┌─ EXTRACTED MATERIAL

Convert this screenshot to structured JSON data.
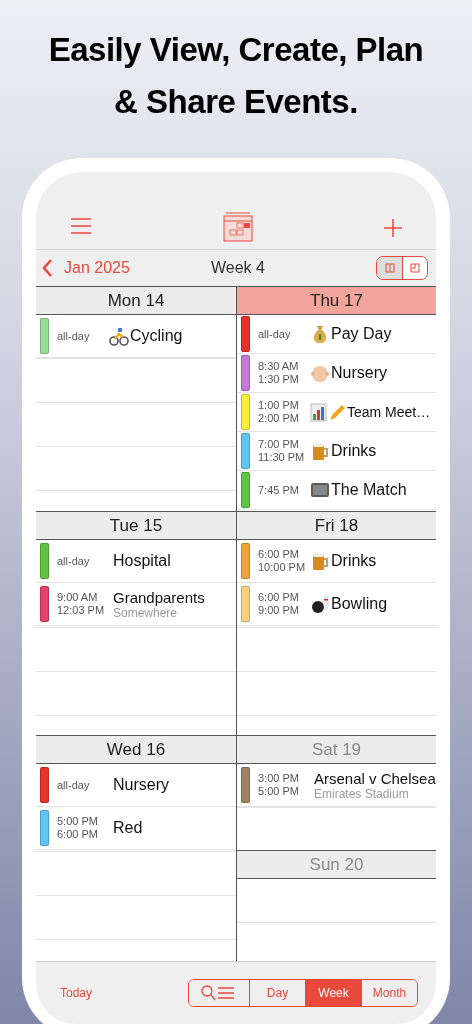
{
  "headline": "Easily View, Create, Plan & Share Events.",
  "toolbar": {
    "month_button": "Jan 2025",
    "title": "Week 4",
    "layout_toggle": [
      {
        "selected": false
      },
      {
        "selected": true
      }
    ]
  },
  "columns": [
    [
      {
        "label": "Mon 14",
        "today": false,
        "weekend": false,
        "kind": "full",
        "events": [
          {
            "color": "#98dd98",
            "time": "all-day",
            "kind": "cyclist",
            "title": "Cycling"
          }
        ]
      },
      {
        "label": "Tue 15",
        "today": false,
        "weekend": false,
        "kind": "full",
        "events": [
          {
            "color": "#5ec443",
            "time": "all-day",
            "kind": "plain",
            "title": "Hospital"
          },
          {
            "color": "#e8416b",
            "start": "9:00 AM",
            "end": "12:03 PM",
            "kind": "plain",
            "title": "Grandparents",
            "location": "Somewhere"
          }
        ]
      },
      {
        "label": "Wed 16",
        "today": false,
        "weekend": false,
        "kind": "full",
        "events": [
          {
            "color": "#e8332a",
            "time": "all-day",
            "kind": "plain",
            "title": "Nursery"
          },
          {
            "color": "#5ec6f5",
            "start": "5:00 PM",
            "end": "6:00 PM",
            "kind": "plain",
            "title": "Red"
          }
        ]
      }
    ],
    [
      {
        "label": "Thu 17",
        "today": true,
        "weekend": false,
        "kind": "full",
        "events": [
          {
            "color": "#e8332a",
            "time": "all-day",
            "kind": "money-bag",
            "title": "Pay Day"
          },
          {
            "color": "#c47ad6",
            "start": "8:30 AM",
            "end": "1:30 PM",
            "kind": "baby",
            "title": "Nursery"
          },
          {
            "color": "#f8ef3a",
            "start": "1:00 PM",
            "end": "2:00 PM",
            "kind": "chart-pencil",
            "title": "Team Meet…"
          },
          {
            "color": "#5ec6f5",
            "start": "7:00 PM",
            "end": "11:30 PM",
            "kind": "beer",
            "title": "Drinks"
          },
          {
            "color": "#5ec443",
            "start": "7:45 PM",
            "kind": "tv",
            "title": "The Match"
          }
        ]
      },
      {
        "label": "Fri 18",
        "today": false,
        "weekend": false,
        "kind": "full",
        "events": [
          {
            "color": "#f0a43a",
            "start": "6:00 PM",
            "end": "10:00 PM",
            "kind": "beer",
            "title": "Drinks"
          },
          {
            "color": "#f8d27a",
            "start": "6:00 PM",
            "end": "9:00 PM",
            "kind": "bowling",
            "title": "Bowling"
          }
        ]
      },
      {
        "label": "Sat 19",
        "today": false,
        "weekend": true,
        "kind": "half",
        "events": [
          {
            "color": "#9c8261",
            "start": "3:00 PM",
            "end": "5:00 PM",
            "kind": "plain",
            "title": "Arsenal v Chelsea",
            "location": "Emirates Stadium"
          }
        ]
      },
      {
        "label": "Sun 20",
        "today": false,
        "weekend": true,
        "kind": "half"
      }
    ]
  ],
  "bottom_bar": {
    "today_button": "Today",
    "views": [
      {
        "kind": "search",
        "selected": false
      },
      {
        "kind": "text",
        "label": "Day",
        "selected": false
      },
      {
        "kind": "text",
        "label": "Week",
        "selected": true
      },
      {
        "kind": "text",
        "label": "Month",
        "selected": false
      }
    ]
  }
}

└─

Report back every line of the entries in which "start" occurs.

• _RESULT OF THE EXERCISE_
            "start": "9:00 AM",
            "start": "5:00 PM",
            "start": "8:30 AM",
            "start": "1:00 PM",
            "start": "7:00 PM",
            "start": "7:45 PM",
            "start": "6:00 PM",
            "start": "6:00 PM",
            "start": "3:00 PM",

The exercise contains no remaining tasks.